In describing the pieces that will be performed, Lundin noted that many were written for liturgical purposes.
“Most of the music in the period is sacred in nature because that was the way of life for composers,” Lundin said. “Their bread and butter, no pun intended.”
But medieval drinking songs also will get their due. “That’s kind of what you’d see is: Be merry,” he added.
The mix of sacred and secular music might strike a chord with many in the audience, observed Stephanie LaBair, Pablo Center’s marketing and communications manager.
“From the body to the sacred, life basically existed between church and the ale houses,” she said. “So I think it’s another core component that people can relate to with their modern life and kind of get involved with and get excited about for this event.”
A number of anonymous composers appear on the program, also characteristic of the period, although the well-known names Guillaume Du Fay and Guillaume de Machaut will be represented.
In their dealings with Pablo Center, the musical group has been helpful with details about how to present this kind of event and anticipating what the venue would want to know, Fleetwood has found.
“They’ve been very understanding,” she said. “They travel the world doing this kind of programming so they’re very understanding about the building and the program, how it fits best with the community and how we can make that work the best for both parties here. And at the same time they’re staying very true to the very nature of the core goals and values of their program.”
The Orlando Consort provided the recipes but did offer alternatives for what would work. “So there’s the specificity but also a little bit of wiggle room in there,” Fleetwood said.
Fleetwood was especially excited about the wine pairings. “They’re awesome,” she said of both selections: Maison Louis Jadot, Mâcon-Villages (2018), a French white; and Barone Ricasoli, Chianti Classico Briolio (2015), an Italian red.
“The menu that we used is one that they’ve used many, many times,” she said. “It just fits well together. It’s nice, especially in colder weather.”
The hearty soup referenced should fit with dining practices of those who spend winter months in Wisconsin, adding a familiar note to the meal.

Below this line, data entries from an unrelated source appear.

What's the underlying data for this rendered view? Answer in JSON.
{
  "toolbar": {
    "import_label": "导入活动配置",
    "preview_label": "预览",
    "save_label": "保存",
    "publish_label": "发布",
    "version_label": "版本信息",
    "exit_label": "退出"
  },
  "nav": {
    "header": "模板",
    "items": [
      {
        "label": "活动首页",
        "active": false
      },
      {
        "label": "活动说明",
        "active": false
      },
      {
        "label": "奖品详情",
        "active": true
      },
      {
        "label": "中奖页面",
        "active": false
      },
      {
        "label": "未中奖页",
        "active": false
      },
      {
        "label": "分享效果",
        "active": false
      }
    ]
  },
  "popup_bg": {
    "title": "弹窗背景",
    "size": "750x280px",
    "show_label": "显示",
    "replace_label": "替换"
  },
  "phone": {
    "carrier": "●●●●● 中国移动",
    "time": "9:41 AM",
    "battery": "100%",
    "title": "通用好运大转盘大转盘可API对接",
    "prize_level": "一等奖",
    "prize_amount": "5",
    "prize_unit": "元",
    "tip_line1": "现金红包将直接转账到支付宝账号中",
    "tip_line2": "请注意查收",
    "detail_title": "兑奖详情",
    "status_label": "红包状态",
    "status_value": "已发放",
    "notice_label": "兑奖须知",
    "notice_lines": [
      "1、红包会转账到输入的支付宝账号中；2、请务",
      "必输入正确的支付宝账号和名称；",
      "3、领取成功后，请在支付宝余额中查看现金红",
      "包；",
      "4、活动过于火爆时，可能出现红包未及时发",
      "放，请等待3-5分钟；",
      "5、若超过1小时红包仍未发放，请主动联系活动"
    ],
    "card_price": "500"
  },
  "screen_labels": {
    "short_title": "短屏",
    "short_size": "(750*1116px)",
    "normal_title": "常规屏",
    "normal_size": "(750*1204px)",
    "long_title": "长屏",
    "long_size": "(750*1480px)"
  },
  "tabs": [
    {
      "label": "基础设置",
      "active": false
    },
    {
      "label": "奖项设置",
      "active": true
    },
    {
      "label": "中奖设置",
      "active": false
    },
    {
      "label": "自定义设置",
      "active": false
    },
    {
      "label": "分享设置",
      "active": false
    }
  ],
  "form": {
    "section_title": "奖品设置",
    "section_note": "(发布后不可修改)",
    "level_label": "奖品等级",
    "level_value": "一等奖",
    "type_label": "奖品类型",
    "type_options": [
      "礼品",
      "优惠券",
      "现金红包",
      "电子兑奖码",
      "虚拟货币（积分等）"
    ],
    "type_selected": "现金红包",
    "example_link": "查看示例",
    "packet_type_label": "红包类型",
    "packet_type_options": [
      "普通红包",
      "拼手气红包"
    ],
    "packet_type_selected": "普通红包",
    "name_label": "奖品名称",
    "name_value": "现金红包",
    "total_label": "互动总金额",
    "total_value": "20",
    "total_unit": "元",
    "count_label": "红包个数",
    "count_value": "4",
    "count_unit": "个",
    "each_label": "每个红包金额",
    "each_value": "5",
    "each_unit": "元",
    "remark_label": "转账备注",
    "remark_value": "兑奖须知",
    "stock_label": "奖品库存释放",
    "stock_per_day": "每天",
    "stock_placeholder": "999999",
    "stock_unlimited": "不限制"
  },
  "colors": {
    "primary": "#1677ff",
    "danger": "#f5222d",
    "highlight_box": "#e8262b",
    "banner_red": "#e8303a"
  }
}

“I think it’s even interesting that you see some parallels between kind of the Midwest winter fare and that medieval Renaissance fare,” LaBair said. “I think people really enjoy seeing places where they can find commonality and find something new — so that there’s that little bit of comfort and that little bit of experimentation.”
The different tuning employed in early music should further help listeners imagine a different time and place, explained Evan Middlesworth, director of artistic programming at Pablo Center.
“We’re so used to hearing music tuned to that 440 (Hz),” he said. “... But as soon as you hear something a little sharp or a little flat, it actually does different things to you psychologically, and you might feel it differently so then the music resonates physically and mentally at a different frequency. So it’s a different experience for the listener that they wouldn’t get, say, if they just plopped down and listened to a choir singing to a piano.”
Lundin also noted the different tuning as well as the languages in which the music is sung.
“That’s one thing I enjoy about early music is that the group is so careful about performance practice and so everything is done in the style of the period all the way down to the language,” he said. “It’ll be French and German, but it’s not the French and German you’ll hear today. It’s like Old English and Old German, so it’s a very specific experience like, they actually researched everything thoroughly.”
That’s why all three elements of the “Food, Wine, and Song” are designed not just to entertain but to help transport audiences to another era.
As Lundin said, “It’s going to be an immersive experience.”